[Task requirements] Pull every line of the entries that has the word "this".

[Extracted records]

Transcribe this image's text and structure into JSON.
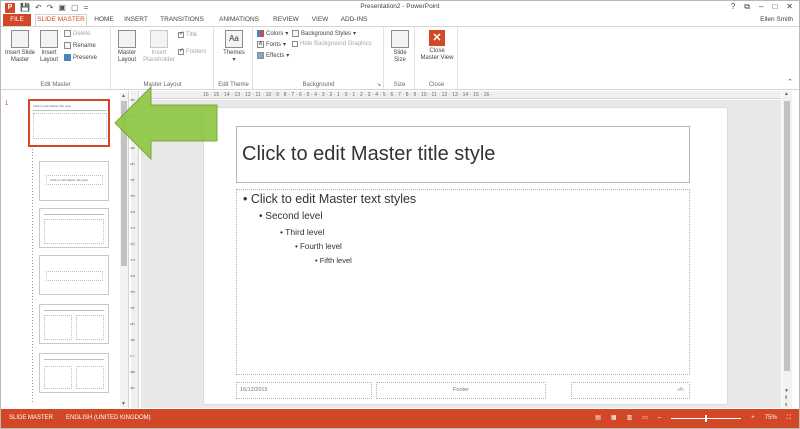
{
  "titlebar": {
    "app_logo": "P",
    "qat": [
      "save-icon",
      "undo-icon",
      "redo-icon",
      "present-icon",
      "new-icon"
    ],
    "qat_glyphs": [
      "💾",
      "↶",
      "↷",
      "▣",
      "▢",
      "="
    ],
    "doc_title": "Presentation2 - PowerPoint",
    "help": "?",
    "restore": "⧉",
    "minimize": "–",
    "maximize": "□",
    "close": "✕"
  },
  "tabs": [
    {
      "label": "FILE"
    },
    {
      "label": "SLIDE MASTER"
    },
    {
      "label": "HOME"
    },
    {
      "label": "INSERT"
    },
    {
      "label": "TRANSITIONS"
    },
    {
      "label": "ANIMATIONS"
    },
    {
      "label": "REVIEW"
    },
    {
      "label": "VIEW"
    },
    {
      "label": "ADD-INS"
    }
  ],
  "user": "Ellen Smith",
  "ribbon": {
    "edit_master": {
      "label": "Edit Master",
      "insert_slide_master": [
        "Insert Slide",
        "Master"
      ],
      "insert_layout": [
        "Insert",
        "Layout"
      ],
      "delete": "Delete",
      "rename": "Rename",
      "preserve": "Preserve"
    },
    "master_layout": {
      "label": "Master Layout",
      "master_layout_btn": [
        "Master",
        "Layout"
      ],
      "insert_placeholder": [
        "Insert",
        "Placeholder"
      ],
      "title": "Title",
      "footers": "Footers"
    },
    "edit_theme": {
      "label": "Edit Theme",
      "themes": "Themes"
    },
    "background": {
      "label": "Background",
      "colors": "Colors",
      "fonts": "Fonts",
      "effects": "Effects",
      "background_styles": "Background Styles",
      "hide_bg": "Hide Background Graphics"
    },
    "size": {
      "label": "Size",
      "slide_size": [
        "Slide",
        "Size"
      ]
    },
    "close": {
      "label": "Close",
      "close_master": [
        "Close",
        "Master View"
      ]
    }
  },
  "thumbs": {
    "first_num": "1",
    "master_title": "Click to edit Master title style",
    "layout_title": "Click to edit Master title style"
  },
  "hruler_text": "16 · 15 · 14 · 13 · 12 · 11 · 10 · 9 · 8 · 7 · 6 · 5 · 4 · 3 · 2 · 1 · 0 · 1 · 2 · 3 · 4 · 5 · 6 · 7 · 8 · 9 · 10 · 11 · 12 · 13 · 14 · 15 · 16 ·",
  "vruler_marks": [
    "9",
    "8",
    "7",
    "6",
    "5",
    "4",
    "3",
    "2",
    "1",
    "0",
    "1",
    "2",
    "3",
    "4",
    "5",
    "6",
    "7",
    "8",
    "9"
  ],
  "slide": {
    "title": "Click to edit Master title style",
    "level1": "• Click to edit Master text styles",
    "level2": "• Second level",
    "level3": "• Third level",
    "level4": "• Fourth level",
    "level5": "• Fifth level",
    "date": "16/12/2015",
    "footer": "Footer",
    "num": "‹#›"
  },
  "status": {
    "mode": "SLIDE MASTER",
    "language": "ENGLISH (UNITED KINGDOM)",
    "zoom": "75%",
    "zoom_minus": "–",
    "zoom_plus": "+"
  },
  "colors": {
    "accent": "#d24726",
    "arrow": "#8dc63f"
  }
}
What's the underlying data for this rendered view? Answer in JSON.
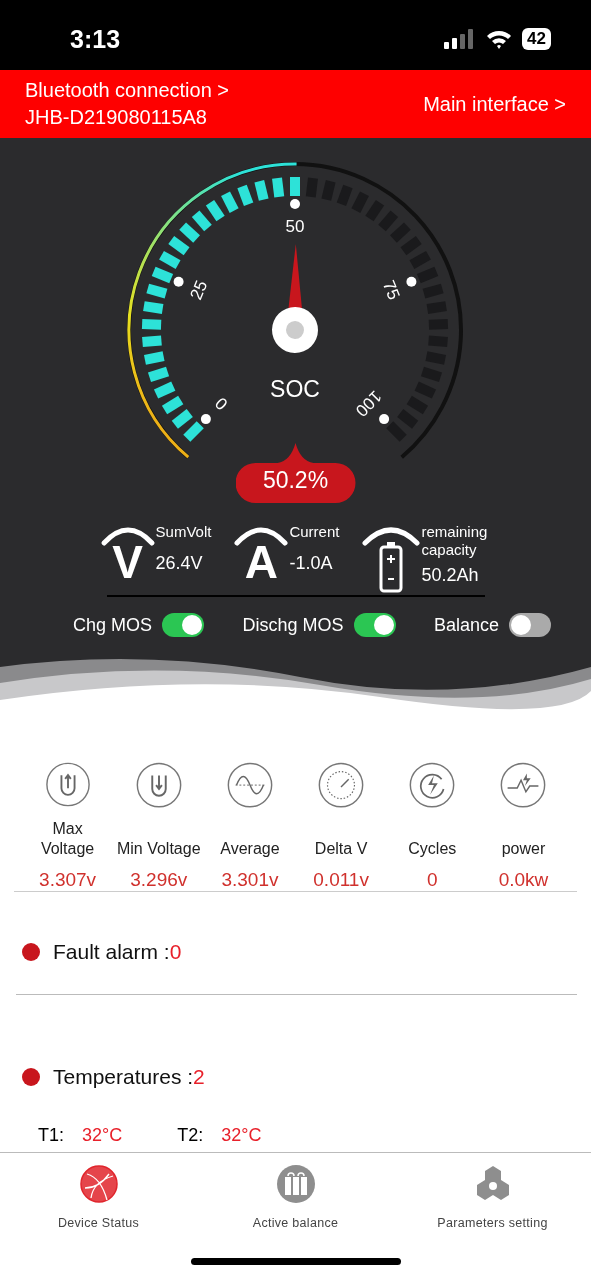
{
  "status_bar": {
    "time": "3:13",
    "battery": "42"
  },
  "header": {
    "bluetooth_label": "Bluetooth connection >",
    "device_id": "JHB-D219080115A8",
    "main_link": "Main interface >"
  },
  "gauge": {
    "label": "SOC",
    "ticks": [
      "0",
      "25",
      "50",
      "75",
      "100"
    ],
    "reading": "50.2%"
  },
  "readings": [
    {
      "kind": "letter",
      "symbol": "V",
      "label": "SumVolt",
      "value": "26.4V"
    },
    {
      "kind": "letter",
      "symbol": "A",
      "label": "Current",
      "value": "-1.0A"
    },
    {
      "kind": "battery",
      "label": "remaining capacity",
      "value": "50.2Ah"
    }
  ],
  "switches": [
    {
      "label": "Chg MOS",
      "on": true
    },
    {
      "label": "Dischg MOS",
      "on": true
    },
    {
      "label": "Balance",
      "on": false
    }
  ],
  "metrics": [
    {
      "label": "Max Voltage",
      "value": "3.307v"
    },
    {
      "label": "Min Voltage",
      "value": "3.296v"
    },
    {
      "label": "Average",
      "value": "3.301v"
    },
    {
      "label": "Delta V",
      "value": "0.011v"
    },
    {
      "label": "Cycles",
      "value": "0"
    },
    {
      "label": "power",
      "value": "0.0kw"
    }
  ],
  "fault_alarm": {
    "label": "Fault alarm :",
    "value": "0"
  },
  "temperatures": {
    "label": "Temperatures :",
    "value": "2",
    "sensors": [
      {
        "label": "T1:",
        "value": "32°C"
      },
      {
        "label": "T2:",
        "value": "32°C"
      }
    ]
  },
  "nav": [
    {
      "label": "Device Status",
      "selected": true
    },
    {
      "label": "Active balance",
      "selected": false
    },
    {
      "label": "Parameters setting",
      "selected": false
    }
  ]
}
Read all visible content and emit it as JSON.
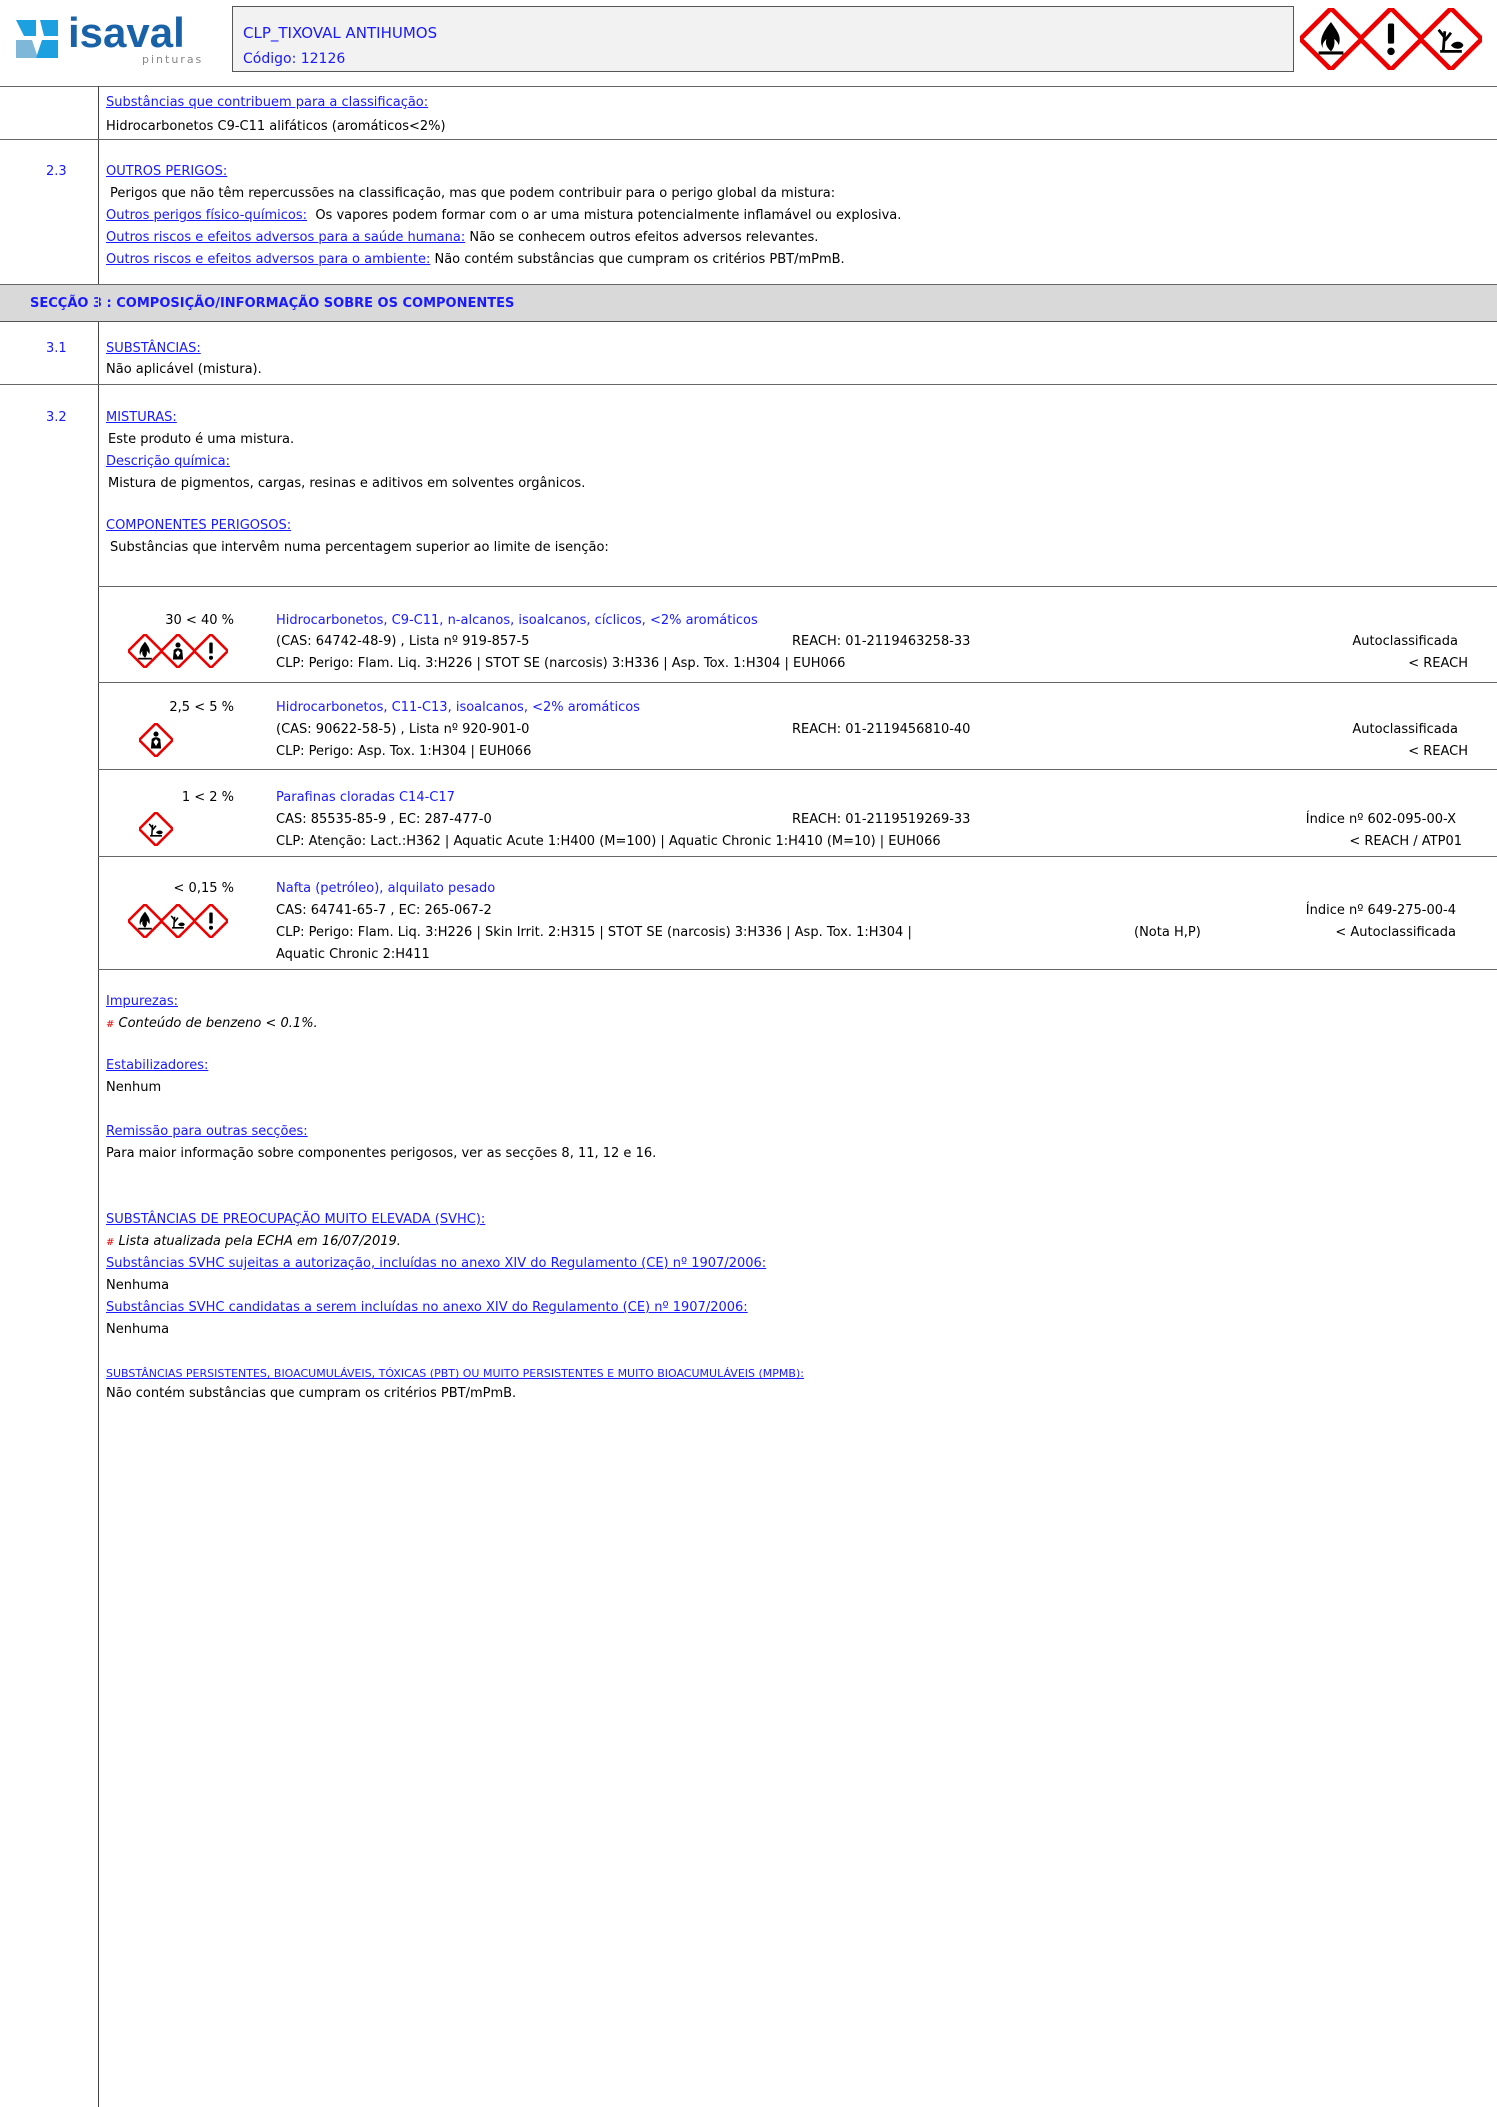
{
  "header": {
    "logo_text": "isaval",
    "logo_sub": "pinturas",
    "product": "CLP_TIXOVAL ANTIHUMOS",
    "code": "Código: 12126",
    "hazard_icons": [
      "flame-icon",
      "exclamation-icon",
      "environment-icon"
    ]
  },
  "sec2": {
    "contrib_title": "Substâncias que contribuem para a classificação:",
    "contrib_text": "Hidrocarbonetos C9-C11 alifáticos (aromáticos<2%)",
    "num_23": "2.3",
    "outros_title": "OUTROS PERIGOS:",
    "outros_intro": "Perigos que não têm repercussões na classificação, mas que podem contribuir para o perigo global da mistura:",
    "fq_label": "Outros perigos físico-químicos:",
    "fq_text": "Os vapores podem formar com o ar uma mistura potencialmente inflamável ou explosiva.",
    "saude_label": "Outros riscos e efeitos adversos para a saúde humana:",
    "saude_text": "Não se conhecem outros efeitos adversos relevantes.",
    "amb_label": "Outros riscos e efeitos adversos para o ambiente:",
    "amb_text": "Não contém substâncias que cumpram os critérios PBT/mPmB."
  },
  "sec3": {
    "title": "SECÇÃO 3 : COMPOSIÇÃO/INFORMAÇÃO SOBRE OS COMPONENTES",
    "num_31": "3.1",
    "subst_title": "SUBSTÂNCIAS:",
    "subst_text": "Não aplicável (mistura).",
    "num_32": "3.2",
    "mist_title": "MISTURAS:",
    "mist_text": "Este produto é uma mistura.",
    "desc_title": "Descrição química:",
    "desc_text": "Mistura de pigmentos, cargas, resinas e aditivos em solventes orgânicos.",
    "comp_title": "COMPONENTES PERIGOSOS:",
    "comp_intro": "Substâncias que intervêm numa percentagem superior ao limite de isenção:",
    "components": [
      {
        "pct": "30 < 40 %",
        "name": "Hidrocarbonetos, C9-C11, n-alcanos, isoalcanos, cíclicos, <2% aromáticos",
        "ids": "(CAS: 64742-48-9) , Lista nº 919-857-5",
        "reach": "REACH: 01-2119463258-33",
        "clp": "CLP: Perigo: Flam. Liq. 3:H226 | STOT SE (narcosis) 3:H336 | Asp. Tox. 1:H304 | EUH066",
        "clp2": "",
        "nota": "",
        "r1": "Autoclassificada",
        "r2": "< REACH",
        "icons": [
          "flame-icon",
          "health-hazard-icon",
          "exclamation-icon"
        ]
      },
      {
        "pct": "2,5 < 5 %",
        "name": "Hidrocarbonetos, C11-C13, isoalcanos, <2% aromáticos",
        "ids": "(CAS: 90622-58-5) , Lista nº 920-901-0",
        "reach": "REACH: 01-2119456810-40",
        "clp": "CLP: Perigo: Asp. Tox. 1:H304 | EUH066",
        "clp2": "",
        "nota": "",
        "r1": "Autoclassificada",
        "r2": "< REACH",
        "icons": [
          "health-hazard-icon"
        ]
      },
      {
        "pct": "1 < 2 %",
        "name": "Parafinas cloradas C14-C17",
        "ids": "CAS: 85535-85-9 , EC: 287-477-0",
        "reach": "REACH: 01-2119519269-33",
        "clp": "CLP: Atenção: Lact.:H362 | Aquatic Acute 1:H400 (M=100) | Aquatic Chronic 1:H410 (M=10) | EUH066",
        "clp2": "",
        "nota": "",
        "r1": "Índice nº 602-095-00-X",
        "r2": "< REACH / ATP01",
        "icons": [
          "environment-icon"
        ]
      },
      {
        "pct": "< 0,15 %",
        "name": "Nafta (petróleo), alquilato pesado",
        "ids": "CAS: 64741-65-7 , EC: 265-067-2",
        "reach": "",
        "clp": "CLP: Perigo: Flam. Liq. 3:H226 | Skin Irrit. 2:H315 | STOT SE (narcosis) 3:H336 | Asp. Tox. 1:H304 |",
        "clp2": "Aquatic Chronic 2:H411",
        "nota": "(Nota H,P)",
        "r1": "Índice nº 649-275-00-4",
        "r2": "< Autoclassificada",
        "icons": [
          "flame-icon",
          "environment-icon",
          "exclamation-icon"
        ]
      }
    ],
    "imp_title": "Impurezas:",
    "imp_text": "Conteúdo de benzeno < 0.1%.",
    "hash": "#",
    "estab_title": "Estabilizadores:",
    "estab_text": "Nenhum",
    "remis_title": "Remissão para outras secções:",
    "remis_text": "Para maior informação sobre componentes perigosos, ver as secções 8, 11, 12 e 16.",
    "svhc_title": "SUBSTÂNCIAS DE PREOCUPAÇÃO MUITO ELEVADA (SVHC):",
    "svhc_list": "Lista atualizada pela ECHA em 16/07/2019.",
    "svhc_aut_title": "Substâncias SVHC sujeitas a autorização, incluídas no anexo XIV do Regulamento (CE) nº 1907/2006:",
    "svhc_aut_text": "Nenhuma",
    "svhc_cand_title": "Substâncias SVHC candidatas a serem incluídas no anexo XIV do Regulamento (CE) nº 1907/2006:",
    "svhc_cand_text": "Nenhuma",
    "pbt_title": "SUBSTÂNCIAS PERSISTENTES, BIOACUMULÁVEIS, TÓXICAS (PBT) OU MUITO PERSISTENTES E MUITO BIOACUMULÁVEIS (MPMB):",
    "pbt_text": "Não contém substâncias que cumpram os critérios PBT/mPmB."
  }
}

[Exercise answer]
Transcribe this image's text and structure into JSON.
What's the underlying data for this rendered view? Answer in JSON.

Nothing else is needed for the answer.